The source of the water was a copper tube attached to the vent on a backflow prevention valve. There should never be any water in this pipe unless the street pressure drops enough to create a siphon effect. What it does is prevent the water in things like irrigation systems from dumping their contents back into the drinking supply. Water is dumped out the vent until the pressure equalizes.
In my case, that valve was protecting the house water supply from the steam boiler. It’s required by code here. But something had broken in the valve because there was a steady drip from that tube. And it might have been months before I’d found it if I hadn’t had a basement full of angry street cats waiting for the ASPCA spay/neuter van.
Replacing the valve was something well within my tyro plumbing skills but there were a few things about it that had red flags waving in my head, not the least of which was a gas line three inches from the valve. So I called my favorite Brooklyn plumbers, Sessa Plumbing. Richie is as close as one gets to being a plumbing geek. He even collects old plumbing. This would be child’s play for him.

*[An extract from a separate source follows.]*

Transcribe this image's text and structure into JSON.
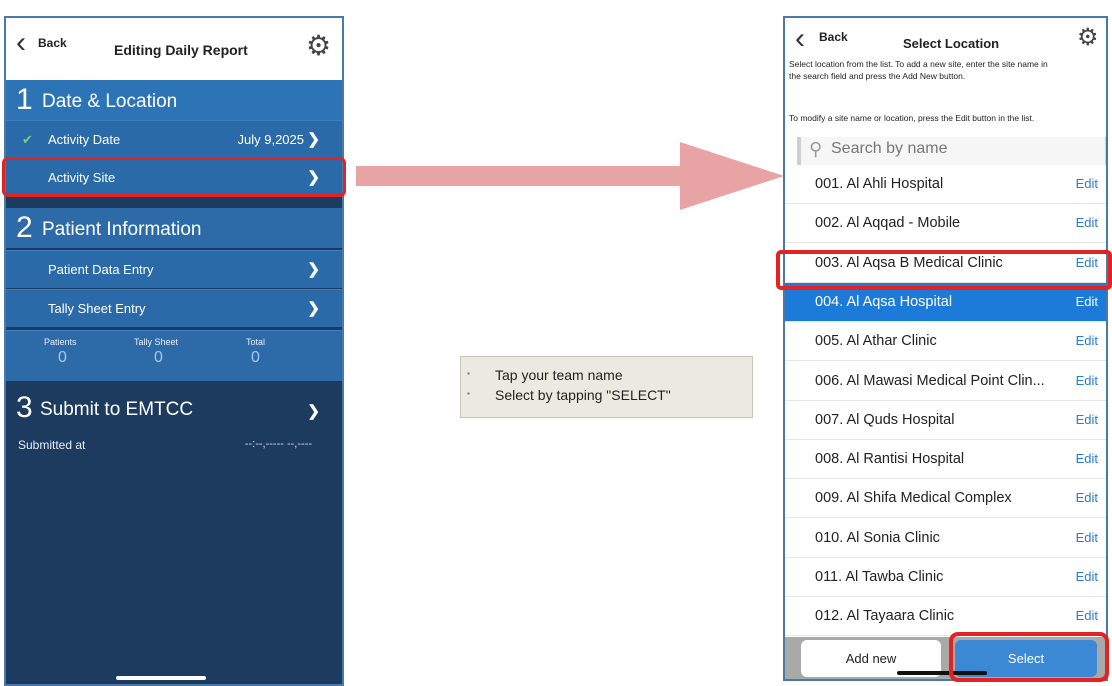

Richie was on vacation but his main man arrived and began scoping the job. He inspected and inspected. I couldn’t tell if the look on his face meant that this job was over his head or there was something else wrong. Then he told me what had him concerned. The valve was installed in the wrong location. Where it was located, my kitchen water supply was downstream of the valve, with the boiler. In other words, any pressure drop in the street line could suck boiler water up into my kitchen faucet — which is exactly the situation that backflow preventer valves are intended to, well, prevent! Worse, since this valve was intended only to isolate the relatively undemanding water needs of a steam boiler it was probably the heavy use from the kitchen that accelerated the valve’s failure.
He asked me if I’d had problems with my kitchen water. In fact, I did when I moved in — enough that I installed a dual cartridge filter which had to be replaced at least twice a year.
$700 later, I had a new water prevention valve moved to the proper location. See, I told you these guys were expensive. But with Sessa, as with any first-rate contractor, you’re not just paying for labor but knowledge.
It’s like the old joke about the consultant who got a panicky call to fix a nuclear power plant that’s about to go critical. He calmly walked in, studied the flashing lights for a minute, strolled over to a panel full of switches and hit one. Everything went back to normal. Disaster averted! Back pats and congratulations all around! Then he handed them a bill for $10,000.
The boss exclaimed, “What? All you did was hit a switch!” The engineer replied, “Yes, but I’m only charging you a dollar for that. I’m charging you $9,999 for knowing which switch to hit.”
Sometime long ago, a previous owner probably hired the cheapest plumber he could find to install that valve. And he got what he paid for.